Detroit Public Schools Community District student at Ronald Brown Academy | Ken Coleman photo
The U.S. Department of Education (USED) has waived the federal requirements for school accountability in Michigan, but schools should still plan on administering standardized tests this spring.
The Michigan Department of Education announced Monday the federal department waived the school accountability measure for this school year due to “the disruption of instruction caused by the COVID-19 pandemic.”
“This has been an extremely challenging year for students and educators,” state superintendent Michael Rice said. “USED’s waiver of federal accountability requirements recognizes that our schools are still navigating their way through a deadly pandemic that continues to grip our state and nation.”
But in a letter to Rice, Acting Assistant Education Secretary Ian Rosenblum said USED it is still considering the state’s request to waive the statewide tests altogether, which was made in January.
During the 2019-20 school year, then-U.S. Education Secretary Betsy DeVos granted Michigan federal waivers for the Michigan Student Test of Educational Progress (M-STEP) and the SAT exams.
“This is not the time to engage in state summative assessments,” Rice said. “Educators can determine where kids are academically for parents and for themselves with our benchmark assessments, and can use those assessments to target resources, interventions and supports for our kids in our districts. Our schools need this time to focus on the social emotional and academic needs of children.”
COVID-19 cases in school-aged children have been soaring over the last few weeks, with 66 K-12 schools reporting new outbreaks Monday.
Our stories may be republished online or in print under Creative Commons license CC BY-NC-ND 4.0. We ask that you edit only for style or to shorten, provide proper attribution and link to our web site.
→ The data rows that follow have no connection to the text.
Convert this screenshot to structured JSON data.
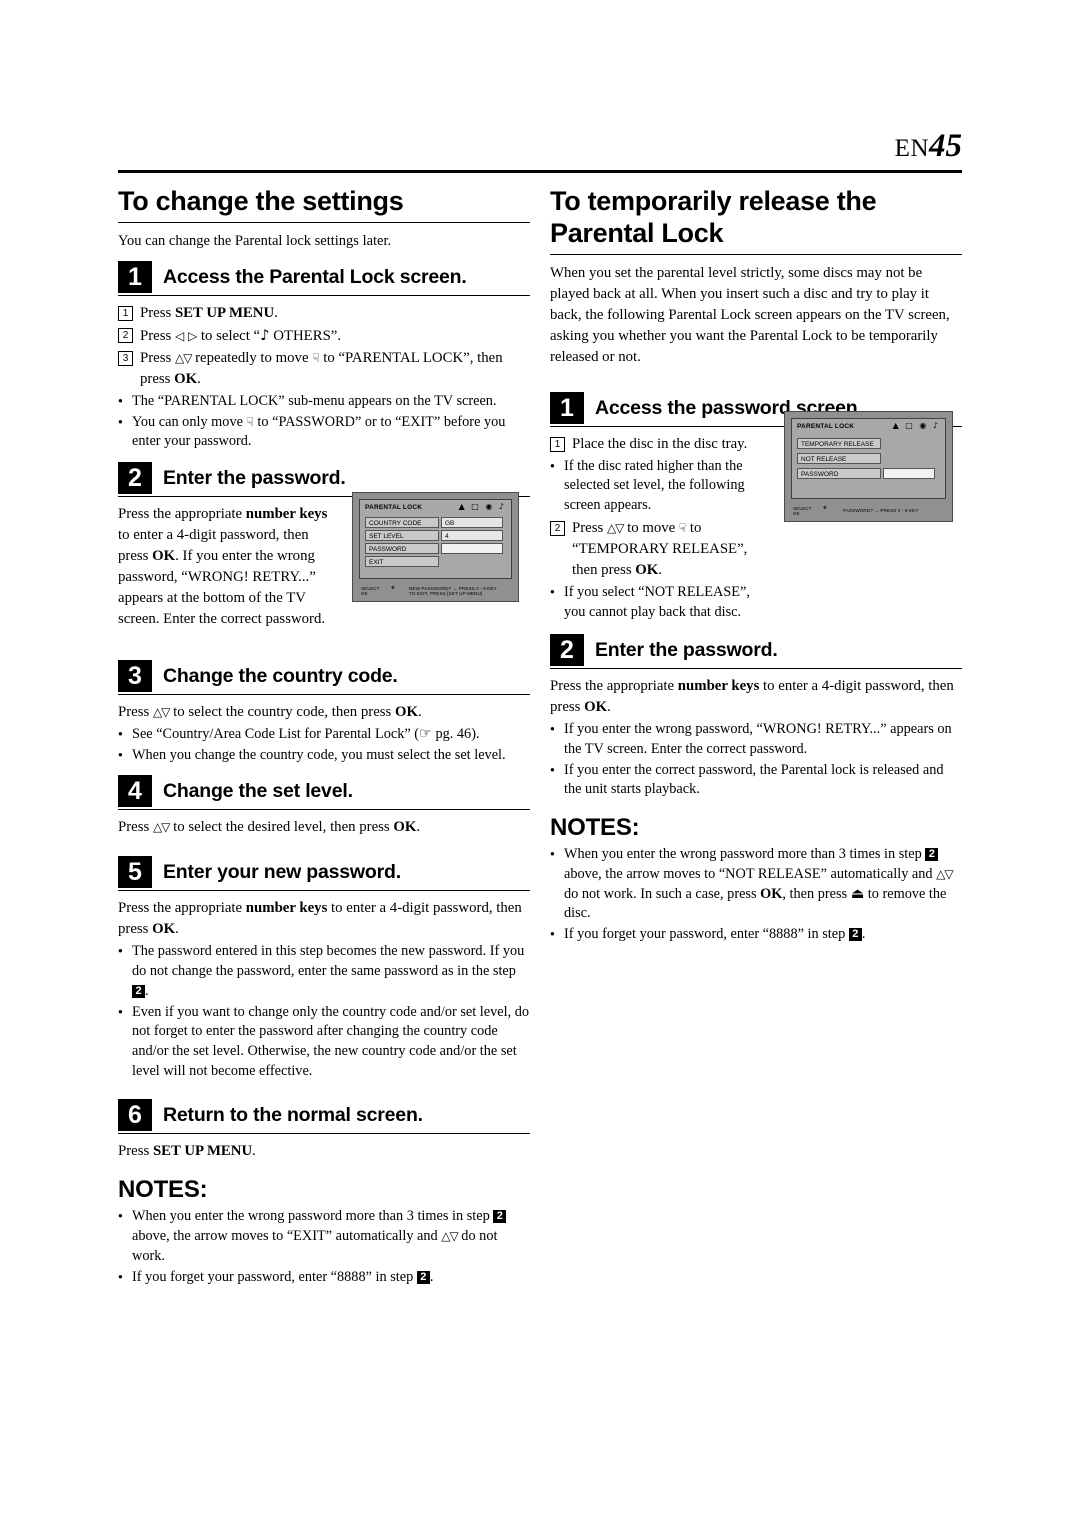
{
  "header": {
    "en_label": "EN",
    "page_number": "45"
  },
  "left": {
    "title": "To change the settings",
    "intro": "You can change the Parental lock settings later.",
    "step1": {
      "num": "1",
      "label": "Access the Parental Lock screen.",
      "items": [
        {
          "n": "1",
          "text_parts": [
            "Press ",
            "SET UP MENU",
            "."
          ]
        },
        {
          "n": "2",
          "text_parts": [
            "Press ",
            "◁ ▷",
            " to select “",
            "OTHERS”."
          ]
        },
        {
          "n": "3",
          "text_parts": [
            "Press ",
            "△▽",
            " repeatedly to move ",
            " to “PARENTAL LOCK”, then press ",
            "OK",
            "."
          ]
        }
      ],
      "item1": "Press SET UP MENU.",
      "item2": "Press ◁ ▷ to select “  OTHERS”.",
      "item3": "Press △▽ repeatedly to move  to “PARENTAL LOCK”, then press OK.",
      "bullets": [
        "The “PARENTAL LOCK” sub-menu appears on the TV screen.",
        "You can only move  to “PASSWORD” or to “EXIT” before you enter your password."
      ]
    },
    "step2": {
      "num": "2",
      "label": "Enter the password.",
      "body": "Press the appropriate number keys to enter a 4-digit password, then press OK. If you enter the wrong password, “WRONG! RETRY...” appears at the bottom of the TV screen. Enter the correct password."
    },
    "step3": {
      "num": "3",
      "label": "Change the country code.",
      "body": "Press △▽ to select the country code, then press OK.",
      "bullets": [
        "See “Country/Area Code List for Parental Lock” (☞ pg. 46).",
        "When you change the country code, you must select the set level."
      ]
    },
    "step4": {
      "num": "4",
      "label": "Change the set level.",
      "body": "Press △▽ to select the desired level, then press OK."
    },
    "step5": {
      "num": "5",
      "label": "Enter your new password.",
      "body": "Press the appropriate number keys to enter a 4-digit password, then press OK.",
      "bullets": [
        "The password entered in this step becomes the new password. If you do not change the password, enter the same password as in the step 2.",
        "Even if you want to change only the country code and/or set level, do not forget to enter the password after changing the country code and/or the set level. Otherwise, the new country code and/or the set level will not become effective."
      ]
    },
    "step6": {
      "num": "6",
      "label": "Return to the normal screen.",
      "body": "Press SET UP MENU."
    },
    "notes_title": "NOTES:",
    "notes": [
      "When you enter the wrong password more than 3 times in step 2 above, the arrow moves to “EXIT” automatically and △▽ do not work.",
      "If you forget your password, enter “8888” in step 2."
    ],
    "osd": {
      "title": "PARENTAL LOCK",
      "rows": [
        {
          "label": "COUNTRY CODE",
          "value": "GB"
        },
        {
          "label": "SET LEVEL",
          "value": "4"
        },
        {
          "label": "PASSWORD",
          "value": ""
        },
        {
          "label": "EXIT",
          "value": ""
        }
      ],
      "footer_left": "SELECT\nOK",
      "footer_right": "NEW PASSWORD? → PRESS 0 - 9 KEY\nTO EXIT, PRESS [SET UP MENU]"
    }
  },
  "right": {
    "title": "To temporarily release the Parental Lock",
    "intro": "When you set the parental level strictly, some discs may not be played back at all. When you insert such a disc and try to play it back, the following Parental Lock screen appears on the TV screen, asking you whether you want the Parental Lock to be temporarily released or not.",
    "step1": {
      "num": "1",
      "label": "Access the password screen.",
      "item1": "Place the disc in the disc tray.",
      "bullets1": [
        "If the disc rated higher than the selected set level, the following screen appears."
      ],
      "item2": "Press △▽ to move  to “TEMPORARY RELEASE”, then press OK.",
      "bullets2": [
        "If you select “NOT RELEASE”, you cannot play back that disc."
      ]
    },
    "step2": {
      "num": "2",
      "label": "Enter the password.",
      "body": "Press the appropriate number keys to enter a 4-digit password, then press OK.",
      "bullets": [
        "If you enter the wrong password, “WRONG! RETRY...” appears on the TV screen. Enter the correct password.",
        "If you enter the correct password, the Parental lock is released and the unit starts playback."
      ]
    },
    "notes_title": "NOTES:",
    "notes": [
      "When you enter the wrong password more than 3 times in step 2 above, the arrow moves to “NOT RELEASE” automatically and △▽ do not work. In such a case, press OK, then press ⏏ to remove the disc.",
      "If you forget your password, enter “8888” in step 2."
    ],
    "osd": {
      "title": "PARENTAL LOCK",
      "rows": [
        {
          "label": "TEMPORARY RELEASE",
          "value": ""
        },
        {
          "label": "NOT RELEASE",
          "value": ""
        },
        {
          "label": "PASSWORD",
          "value": ""
        }
      ],
      "footer_left": "SELECT\nOK",
      "footer_right": "PASSWORD? → PRESS 0 - 9 KEY"
    }
  }
}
Please see our republishing guidelines for use of photos and graphics.